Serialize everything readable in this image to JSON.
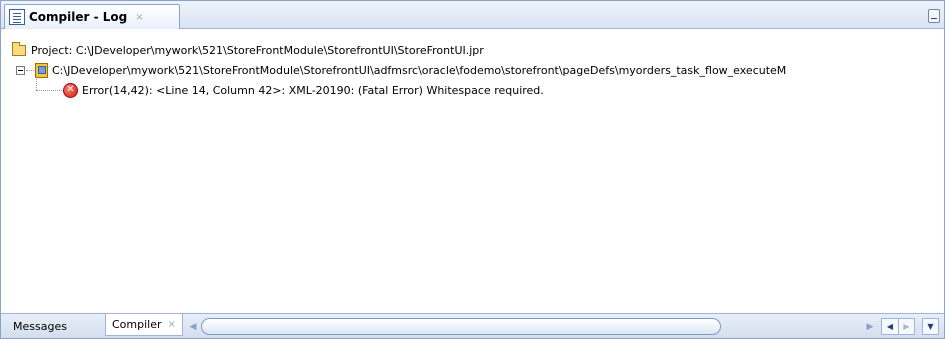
{
  "window": {
    "title": "Compiler - Log",
    "title_close": "×",
    "minimize_icon": "minimize-icon",
    "icon": "log-icon"
  },
  "tree": {
    "project": {
      "label": "Project: C:\\JDeveloper\\mywork\\521\\StoreFrontModule\\StorefrontUI\\StoreFrontUI.jpr",
      "icon": "folder-icon"
    },
    "file": {
      "label": "C:\\JDeveloper\\mywork\\521\\StoreFrontModule\\StorefrontUI\\adfmsrc\\oracle\\fodemo\\storefront\\pageDefs\\myorders_task_flow_executeM",
      "icon": "page-definition-file-icon",
      "expanded": true
    },
    "error": {
      "label": "Error(14,42): <Line 14, Column 42>: XML-20190: (Fatal Error) Whitespace required.",
      "icon": "error-icon",
      "glyph": "✕"
    }
  },
  "bottom_tabs": [
    {
      "label": "Messages",
      "active": false
    },
    {
      "label": "Compiler",
      "active": true,
      "close": "×"
    }
  ],
  "colors": {
    "accent_border": "#8aa4c8",
    "error_red": "#d21d10",
    "folder_yellow": "#f6dc7e"
  }
}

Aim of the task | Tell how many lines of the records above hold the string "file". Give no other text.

Response | 2